*** Block opens ***

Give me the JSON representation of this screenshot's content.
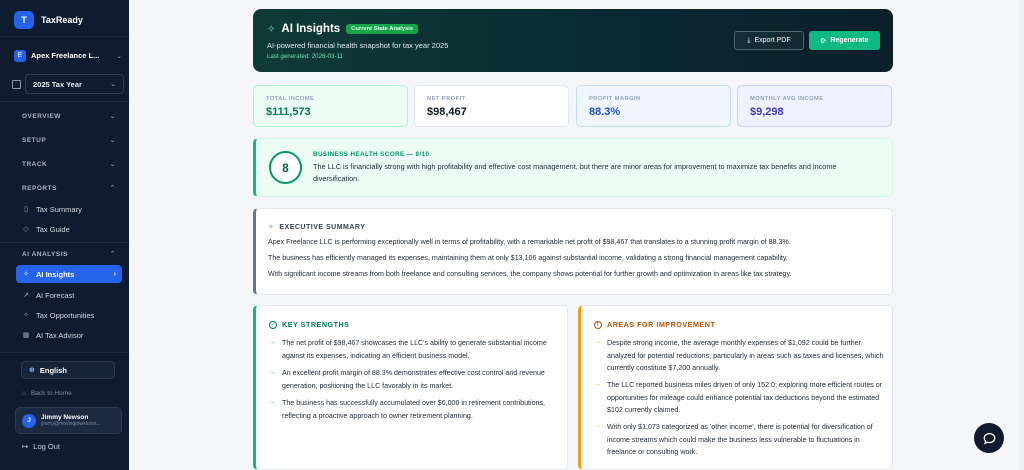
{
  "app": {
    "logo_letter": "T",
    "name": "TaxReady"
  },
  "sidebar": {
    "entity_letter": "E",
    "entity_name": "Apex Freelance L...",
    "tax_year": "2025 Tax Year",
    "sections": {
      "overview": "OVERVIEW",
      "setup": "SETUP",
      "track": "TRACK",
      "reports": "REPORTS",
      "ai_analysis": "AI ANALYSIS"
    },
    "reports_items": [
      {
        "label": "Tax Summary",
        "icon": "book-icon"
      },
      {
        "label": "Tax Guide",
        "icon": "guide-icon"
      }
    ],
    "ai_items": [
      {
        "label": "AI Insights",
        "icon": "sparkle-icon",
        "active": true
      },
      {
        "label": "AI Forecast",
        "icon": "trend-icon"
      },
      {
        "label": "Tax Opportunities",
        "icon": "sparkle-icon"
      },
      {
        "label": "AI Tax Advisor",
        "icon": "calculator-icon"
      }
    ],
    "language": "English",
    "back_home": "Back to Home",
    "user": {
      "initial": "J",
      "name": "Jimmy Newson",
      "email": "jimmy@movingtowelcom..."
    },
    "logout": "Log Out"
  },
  "hero": {
    "title": "AI Insights",
    "badge": "Current State Analysis",
    "subtitle": "AI-powered financial health snapshot for tax year 2025",
    "generated": "Last generated: 2026-03-11",
    "export_label": "Export PDF",
    "regenerate_label": "Regenerate"
  },
  "stats": [
    {
      "label": "TOTAL INCOME",
      "value": "$111,573"
    },
    {
      "label": "NET PROFIT",
      "value": "$98,467"
    },
    {
      "label": "PROFIT MARGIN",
      "value": "88.3%"
    },
    {
      "label": "MONTHLY AVG INCOME",
      "value": "$9,298"
    }
  ],
  "health": {
    "score": "8",
    "label": "BUSINESS HEALTH SCORE — 8/10",
    "text": "The LLC is financially strong with high profitability and effective cost management, but there are minor areas for improvement to maximize tax benefits and income diversification."
  },
  "executive": {
    "title": "EXECUTIVE SUMMARY",
    "paragraphs": [
      "Apex Freelance LLC is performing exceptionally well in terms of profitability, with a remarkable net profit of $98,467 that translates to a stunning profit margin of 88.3%.",
      "The business has efficiently managed its expenses, maintaining them at only $13,106 against substantial income, validating a strong financial management capability.",
      "With significant income streams from both freelance and consulting services, the company shows potential for further growth and optimization in areas like tax strategy."
    ]
  },
  "strengths": {
    "title": "KEY STRENGTHS",
    "items": [
      "The net profit of $98,467 showcases the LLC's ability to generate substantial income against its expenses, indicating an efficient business model.",
      "An excellent profit margin of 88.3% demonstrates effective cost control and revenue generation, positioning the LLC favorably in its market.",
      "The business has successfully accumulated over $6,000 in retirement contributions, reflecting a proactive approach to owner retirement planning."
    ]
  },
  "improvements": {
    "title": "AREAS FOR IMPROVEMENT",
    "items": [
      "Despite strong income, the average monthly expenses of $1,092 could be further analyzed for potential reductions, particularly in areas such as taxes and licenses, which currently constitute $7,200 annually.",
      "The LLC reported business miles driven of only 152.0; exploring more efficient routes or opportunities for mileage could enhance potential tax deductions beyond the estimated $102 currently claimed.",
      "With only $1,073 categorized as 'other income', there is potential for diversification of income streams which could make the business less vulnerable to fluctuations in freelance or consulting work."
    ]
  },
  "colors": {
    "accent": "#10b981",
    "primary": "#2563eb",
    "sidebar_bg": "#0f1b2e",
    "warning": "#f59e0b"
  }
}
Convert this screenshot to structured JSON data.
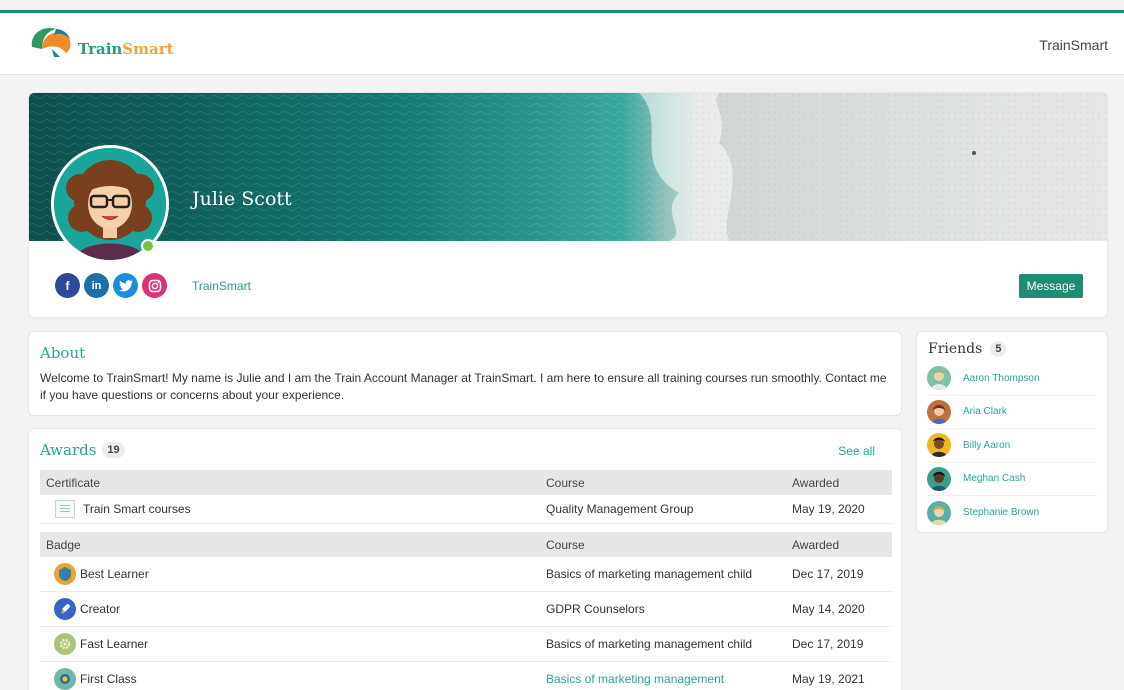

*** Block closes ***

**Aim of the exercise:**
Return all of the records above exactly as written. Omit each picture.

**Task answer:**
Give me the JSON representation of this screenshot's content.
{
  "app": {
    "logo_letter": "T",
    "name": "TaxReady"
  },
  "sidebar": {
    "entity_letter": "E",
    "entity_name": "Apex Freelance L...",
    "tax_year": "2025 Tax Year",
    "sections": {
      "overview": "OVERVIEW",
      "setup": "SETUP",
      "track": "TRACK",
      "reports": "REPORTS",
      "ai_analysis": "AI ANALYSIS"
    },
    "reports_items": [
      {
        "label": "Tax Summary",
        "icon": "book-icon"
      },
      {
        "label": "Tax Guide",
        "icon": "guide-icon"
      }
    ],
    "ai_items": [
      {
        "label": "AI Insights",
        "icon": "sparkle-icon",
        "active": true
      },
      {
        "label": "AI Forecast",
        "icon": "trend-icon"
      },
      {
        "label": "Tax Opportunities",
        "icon": "sparkle-icon"
      },
      {
        "label": "AI Tax Advisor",
        "icon": "calculator-icon"
      }
    ],
    "language": "English",
    "back_home": "Back to Home",
    "user": {
      "initial": "J",
      "name": "Jimmy Newson",
      "email": "jimmy@movingtowelcom..."
    },
    "logout": "Log Out"
  },
  "hero": {
    "title": "AI Insights",
    "badge": "Current State Analysis",
    "subtitle": "AI-powered financial health snapshot for tax year 2025",
    "generated": "Last generated: 2026-03-11",
    "export_label": "Export PDF",
    "regenerate_label": "Regenerate"
  },
  "stats": [
    {
      "label": "TOTAL INCOME",
      "value": "$111,573"
    },
    {
      "label": "NET PROFIT",
      "value": "$98,467"
    },
    {
      "label": "PROFIT MARGIN",
      "value": "88.3%"
    },
    {
      "label": "MONTHLY AVG INCOME",
      "value": "$9,298"
    }
  ],
  "health": {
    "score": "8",
    "label": "BUSINESS HEALTH SCORE — 8/10",
    "text": "The LLC is financially strong with high profitability and effective cost management, but there are minor areas for improvement to maximize tax benefits and income diversification."
  },
  "executive": {
    "title": "EXECUTIVE SUMMARY",
    "paragraphs": [
      "Apex Freelance LLC is performing exceptionally well in terms of profitability, with a remarkable net profit of $98,467 that translates to a stunning profit margin of 88.3%.",
      "The business has efficiently managed its expenses, maintaining them at only $13,106 against substantial income, validating a strong financial management capability.",
      "With significant income streams from both freelance and consulting services, the company shows potential for further growth and optimization in areas like tax strategy."
    ]
  },
  "strengths": {
    "title": "KEY STRENGTHS",
    "items": [
      "The net profit of $98,467 showcases the LLC's ability to generate substantial income against its expenses, indicating an efficient business model.",
      "An excellent profit margin of 88.3% demonstrates effective cost control and revenue generation, positioning the LLC favorably in its market.",
      "The business has successfully accumulated over $6,000 in retirement contributions, reflecting a proactive approach to owner retirement planning."
    ]
  },
  "improvements": {
    "title": "AREAS FOR IMPROVEMENT",
    "items": [
      "Despite strong income, the average monthly expenses of $1,092 could be further analyzed for potential reductions, particularly in areas such as taxes and licenses, which currently constitute $7,200 annually.",
      "The LLC reported business miles driven of only 152.0; exploring more efficient routes or opportunities for mileage could enhance potential tax deductions beyond the estimated $102 currently claimed.",
      "With only $1,073 categorized as 'other income', there is potential for diversification of income streams which could make the business less vulnerable to fluctuations in freelance or consulting work."
    ]
  },
  "colors": {
    "accent": "#10b981",
    "primary": "#2563eb",
    "sidebar_bg": "#0f1b2e",
    "warning": "#f59e0b"
  }
}
Convert this screenshot to structured JSON data.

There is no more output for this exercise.